During the the course of a year, yachting journalists get
thousands of press releases. In a compact of mutual appreciation, PRs love to
amuse themselves at the faux pas and errors we make and, in turn, we roar at
One tiny one has been driving me nuts for years and I can keep
it in no longer. It is the PR’s favourite, what I’ll call the comma rampant.
For example: ‘Olympic sailor, Joe Bloggs.’
The thing is, putting a comma after the name implies that this
person is the only one of that category in the whole world. ‘Olympic sailor,
Joe Bloggs’ = there is only one Olympic sailor in the universe and this is he.
Leave out the comma and it means (correctly) that, of all the
Olympic sailors ever, Joe Bloggs is the one to which this refers.
This might seem like a small thing, maybe as inconsequential as
potato’s or ‘do’s and don’ts’, important only to the pedant. But no, I get
potato’s. Unlike the apostrophe, however, the comma rampant changes the whole
Take the difference between ‘the sailors, in T-shirts, trimmed
the sheets’ and ‘the sailors in T-shirts trimmed the sheets’. The commas in the
former example tell us that all the sailors were wearing T-shirts and they were
all trimming sheets.
In the latter case, the punctuation informs us that only some
sailors were wearing T-shirts and those were the ones trimming. Big difference,
While I’m at it, here are some words that irk me.
I hate the word bullet, so often used in racing reports. I’m not
100% sure I know what that means. When someone ‘scores a bullet’ have they won
or were they a dead loss? Being a provincial racer at heart it took me years to
catch up with ‘pin end’ and I still feel ridiculous saying it.
Although I use it myself, the word podium has to be one of the
ugliest words in sport. This lazy shorthand for ‘top three’ was, I suppose,
invented as a consolation prize of bogus parity for everyone who didn’t make
1st or 2nd.
Personally I think podium really ought be appropriated to
describe feelings of odium about a crewmate’s skanky deck shoes. This is a
glaring gap in the sailing lexicon.
It’s strange there isn’t a word for it already because macho
racing is peppered with slang – especially ludicrous verbs. For example, a
press report last year declared that VOR boat Team Sanya was ‘totally hauling’.
That’s fast, right?
Or maybe there’s more to it because shortly afterwards their
rigging broke. They were said to be ‘totally gutted’.
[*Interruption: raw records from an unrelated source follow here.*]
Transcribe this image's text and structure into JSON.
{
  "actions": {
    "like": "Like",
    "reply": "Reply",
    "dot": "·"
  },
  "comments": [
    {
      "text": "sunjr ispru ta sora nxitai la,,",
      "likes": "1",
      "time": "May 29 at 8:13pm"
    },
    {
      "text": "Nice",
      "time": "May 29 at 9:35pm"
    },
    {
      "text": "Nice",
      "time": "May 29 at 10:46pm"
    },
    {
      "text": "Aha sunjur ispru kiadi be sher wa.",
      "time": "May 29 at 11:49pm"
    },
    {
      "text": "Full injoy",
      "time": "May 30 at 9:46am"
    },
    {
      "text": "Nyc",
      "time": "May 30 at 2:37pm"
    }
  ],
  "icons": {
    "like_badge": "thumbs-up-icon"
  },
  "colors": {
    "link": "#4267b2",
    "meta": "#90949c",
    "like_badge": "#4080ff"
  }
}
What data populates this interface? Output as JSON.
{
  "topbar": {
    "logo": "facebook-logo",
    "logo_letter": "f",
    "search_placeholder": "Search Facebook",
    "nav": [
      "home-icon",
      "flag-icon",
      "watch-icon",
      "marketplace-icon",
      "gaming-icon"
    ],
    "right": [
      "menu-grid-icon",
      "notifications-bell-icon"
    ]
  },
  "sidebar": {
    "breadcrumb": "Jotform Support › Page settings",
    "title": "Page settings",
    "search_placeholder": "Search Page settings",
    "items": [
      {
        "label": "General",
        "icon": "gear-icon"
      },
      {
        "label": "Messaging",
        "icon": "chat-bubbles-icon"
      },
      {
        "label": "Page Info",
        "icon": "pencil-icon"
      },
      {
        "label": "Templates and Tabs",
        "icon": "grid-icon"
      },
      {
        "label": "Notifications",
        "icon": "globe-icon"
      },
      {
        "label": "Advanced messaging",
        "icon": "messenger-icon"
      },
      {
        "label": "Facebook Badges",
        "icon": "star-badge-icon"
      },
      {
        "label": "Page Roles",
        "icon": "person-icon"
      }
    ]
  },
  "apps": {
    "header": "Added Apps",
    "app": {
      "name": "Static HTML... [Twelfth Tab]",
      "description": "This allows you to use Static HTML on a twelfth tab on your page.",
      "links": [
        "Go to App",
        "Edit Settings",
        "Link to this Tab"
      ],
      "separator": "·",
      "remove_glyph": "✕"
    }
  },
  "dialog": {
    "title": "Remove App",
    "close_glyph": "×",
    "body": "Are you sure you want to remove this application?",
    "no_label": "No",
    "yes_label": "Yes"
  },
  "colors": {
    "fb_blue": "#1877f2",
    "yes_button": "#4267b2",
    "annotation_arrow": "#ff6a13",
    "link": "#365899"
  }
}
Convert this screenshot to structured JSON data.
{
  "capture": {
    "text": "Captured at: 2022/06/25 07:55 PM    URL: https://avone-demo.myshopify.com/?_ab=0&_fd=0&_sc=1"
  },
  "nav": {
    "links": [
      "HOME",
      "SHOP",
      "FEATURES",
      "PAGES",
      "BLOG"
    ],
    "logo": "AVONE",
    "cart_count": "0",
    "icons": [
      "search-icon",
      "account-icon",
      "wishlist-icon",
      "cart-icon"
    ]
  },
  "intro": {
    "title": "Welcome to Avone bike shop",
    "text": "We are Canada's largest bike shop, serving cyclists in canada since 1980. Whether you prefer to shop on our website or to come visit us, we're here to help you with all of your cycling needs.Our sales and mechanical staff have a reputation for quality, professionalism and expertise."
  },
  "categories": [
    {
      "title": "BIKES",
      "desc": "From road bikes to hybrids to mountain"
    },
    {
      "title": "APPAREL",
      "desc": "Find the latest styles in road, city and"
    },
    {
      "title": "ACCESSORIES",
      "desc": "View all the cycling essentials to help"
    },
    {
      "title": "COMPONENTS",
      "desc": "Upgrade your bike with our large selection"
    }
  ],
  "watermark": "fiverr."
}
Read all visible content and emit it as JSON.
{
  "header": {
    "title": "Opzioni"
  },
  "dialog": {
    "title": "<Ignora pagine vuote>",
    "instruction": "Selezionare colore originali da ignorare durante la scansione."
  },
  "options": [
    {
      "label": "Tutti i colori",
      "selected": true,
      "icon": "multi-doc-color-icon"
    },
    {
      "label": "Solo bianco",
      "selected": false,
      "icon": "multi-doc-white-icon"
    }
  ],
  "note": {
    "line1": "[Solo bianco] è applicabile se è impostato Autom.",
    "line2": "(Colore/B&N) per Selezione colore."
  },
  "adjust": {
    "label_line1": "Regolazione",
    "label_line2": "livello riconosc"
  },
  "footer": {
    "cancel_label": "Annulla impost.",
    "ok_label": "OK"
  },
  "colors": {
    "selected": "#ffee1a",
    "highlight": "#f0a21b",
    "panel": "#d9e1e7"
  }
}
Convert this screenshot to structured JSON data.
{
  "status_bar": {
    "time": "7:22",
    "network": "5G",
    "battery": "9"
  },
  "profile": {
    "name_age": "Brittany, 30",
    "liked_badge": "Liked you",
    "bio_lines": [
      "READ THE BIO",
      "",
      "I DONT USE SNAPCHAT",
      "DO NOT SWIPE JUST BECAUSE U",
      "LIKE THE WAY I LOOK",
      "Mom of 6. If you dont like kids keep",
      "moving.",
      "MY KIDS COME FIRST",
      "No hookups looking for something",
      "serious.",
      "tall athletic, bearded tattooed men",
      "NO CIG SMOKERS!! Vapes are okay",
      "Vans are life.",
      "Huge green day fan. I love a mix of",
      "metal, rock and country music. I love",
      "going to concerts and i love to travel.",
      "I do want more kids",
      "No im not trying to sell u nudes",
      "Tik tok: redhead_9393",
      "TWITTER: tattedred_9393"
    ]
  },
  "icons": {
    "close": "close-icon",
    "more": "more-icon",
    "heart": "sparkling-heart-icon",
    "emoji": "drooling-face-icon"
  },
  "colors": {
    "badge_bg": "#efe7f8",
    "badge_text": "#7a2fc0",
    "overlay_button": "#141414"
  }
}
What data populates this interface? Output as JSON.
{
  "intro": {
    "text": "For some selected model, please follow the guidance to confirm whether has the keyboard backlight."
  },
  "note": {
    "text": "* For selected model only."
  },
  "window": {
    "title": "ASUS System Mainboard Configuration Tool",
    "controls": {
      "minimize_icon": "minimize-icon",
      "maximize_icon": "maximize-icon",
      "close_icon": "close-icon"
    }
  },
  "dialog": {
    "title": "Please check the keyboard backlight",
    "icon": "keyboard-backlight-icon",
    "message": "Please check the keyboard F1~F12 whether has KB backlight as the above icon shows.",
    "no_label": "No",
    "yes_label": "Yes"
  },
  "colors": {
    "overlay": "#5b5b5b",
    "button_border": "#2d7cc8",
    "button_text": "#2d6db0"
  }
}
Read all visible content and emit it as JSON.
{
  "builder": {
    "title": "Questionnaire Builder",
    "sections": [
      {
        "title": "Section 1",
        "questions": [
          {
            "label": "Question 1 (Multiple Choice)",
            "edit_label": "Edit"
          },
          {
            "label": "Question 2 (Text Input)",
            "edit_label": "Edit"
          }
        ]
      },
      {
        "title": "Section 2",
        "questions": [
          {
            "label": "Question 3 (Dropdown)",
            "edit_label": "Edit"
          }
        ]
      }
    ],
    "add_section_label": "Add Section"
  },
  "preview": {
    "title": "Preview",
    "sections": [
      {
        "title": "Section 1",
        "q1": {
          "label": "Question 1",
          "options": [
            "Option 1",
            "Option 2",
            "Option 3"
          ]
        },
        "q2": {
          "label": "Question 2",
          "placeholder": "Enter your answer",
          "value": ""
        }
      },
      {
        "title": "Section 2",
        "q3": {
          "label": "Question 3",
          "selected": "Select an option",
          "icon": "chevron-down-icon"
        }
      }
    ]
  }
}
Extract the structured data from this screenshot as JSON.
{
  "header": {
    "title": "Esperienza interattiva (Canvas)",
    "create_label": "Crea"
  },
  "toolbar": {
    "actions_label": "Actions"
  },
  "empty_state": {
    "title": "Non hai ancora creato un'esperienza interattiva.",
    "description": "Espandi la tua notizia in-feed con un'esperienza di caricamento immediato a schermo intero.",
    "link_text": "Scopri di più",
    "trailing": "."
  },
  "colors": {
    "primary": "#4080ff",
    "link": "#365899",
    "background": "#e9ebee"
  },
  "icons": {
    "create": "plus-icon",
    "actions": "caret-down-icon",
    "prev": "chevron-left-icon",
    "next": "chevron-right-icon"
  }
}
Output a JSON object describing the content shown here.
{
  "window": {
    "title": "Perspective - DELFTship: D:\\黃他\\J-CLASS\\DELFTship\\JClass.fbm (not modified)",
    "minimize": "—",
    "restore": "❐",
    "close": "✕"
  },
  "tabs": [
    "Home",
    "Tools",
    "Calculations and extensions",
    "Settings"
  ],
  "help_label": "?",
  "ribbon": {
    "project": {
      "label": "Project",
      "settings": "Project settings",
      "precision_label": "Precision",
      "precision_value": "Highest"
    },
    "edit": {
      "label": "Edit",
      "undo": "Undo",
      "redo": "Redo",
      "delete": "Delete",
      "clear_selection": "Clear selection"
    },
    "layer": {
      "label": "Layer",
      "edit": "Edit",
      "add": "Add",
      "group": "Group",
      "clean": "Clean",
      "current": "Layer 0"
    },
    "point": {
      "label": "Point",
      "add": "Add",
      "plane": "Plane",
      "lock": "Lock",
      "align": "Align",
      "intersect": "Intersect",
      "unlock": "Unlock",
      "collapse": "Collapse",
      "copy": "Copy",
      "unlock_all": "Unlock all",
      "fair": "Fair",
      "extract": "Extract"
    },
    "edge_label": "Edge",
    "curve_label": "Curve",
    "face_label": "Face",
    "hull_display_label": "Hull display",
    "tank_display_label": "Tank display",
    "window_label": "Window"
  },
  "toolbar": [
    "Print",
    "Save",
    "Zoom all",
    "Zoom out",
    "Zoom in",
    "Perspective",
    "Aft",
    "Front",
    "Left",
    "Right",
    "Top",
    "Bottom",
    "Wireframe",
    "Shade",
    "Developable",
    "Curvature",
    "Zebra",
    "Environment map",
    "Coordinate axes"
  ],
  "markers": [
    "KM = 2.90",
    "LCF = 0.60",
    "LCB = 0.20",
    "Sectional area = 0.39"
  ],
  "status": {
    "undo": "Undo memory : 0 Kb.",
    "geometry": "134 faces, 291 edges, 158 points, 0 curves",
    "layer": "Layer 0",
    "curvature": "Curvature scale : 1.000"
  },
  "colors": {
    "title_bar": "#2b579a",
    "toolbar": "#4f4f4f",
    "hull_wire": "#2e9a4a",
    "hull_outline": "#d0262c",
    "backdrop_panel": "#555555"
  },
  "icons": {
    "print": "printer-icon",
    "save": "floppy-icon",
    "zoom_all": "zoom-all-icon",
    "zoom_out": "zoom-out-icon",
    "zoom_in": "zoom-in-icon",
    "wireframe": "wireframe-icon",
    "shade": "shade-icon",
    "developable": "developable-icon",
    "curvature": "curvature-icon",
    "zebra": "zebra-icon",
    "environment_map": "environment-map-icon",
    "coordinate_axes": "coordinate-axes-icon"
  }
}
Going fast offshore is frequently referred to as ‘hooning’ or
‘careening’. Hooning sounds rude, quite frankly, and the latter is a weird one
because careening is a perfectly good nautical word meaning something different
I seem to remember Ellen MacArthur using this word so I
speculate that she mis-typed ‘careering’ as she surfed down a big wave and
somehow it stuck. One she’d careened, everyone else wanted to careen as well.
And another thing while I’m at it…. the ‘sat’ word. I can’t count how many times in the last
year I’ve read ‘I was sat waiting/ I was sat at the chart table’, etc. Well,
look, the word is sitting. ‘I was sitting…’ No need to get all past tense,
past participle and progressive verb on us; it’s complicated and incorrect.
Similarly, ‘deliver’ has been creeping in like the tide. It used
only to be the postman who delivered (always ringing twice). Now the weather
‘delivers’ wind, sailors ‘deliver’ results and so on. Is it a supply and demand
As it’s the Olympics this year, I’m already bracing myself for a
deluge of ‘medalling’. This unattractive word was once reserved for interfering
mothers-in-law, the gang in Scooby Do when they’d foiled the janitor or
fairground boss and, now and then, a favourite pastime of the priesthood.
Now all our fittest and best hope to be medalling as well. Darn
I could go on, I really could, but let’s leave at at that for
now. I feel heaps better already for getting these off my chest.
I daresay you have your favourites. Maybe I split an infinitive
or dropped a semi colon here myself (even Homer can nod). Please do let me know
your own pet hates so that I can try to avoid them myself.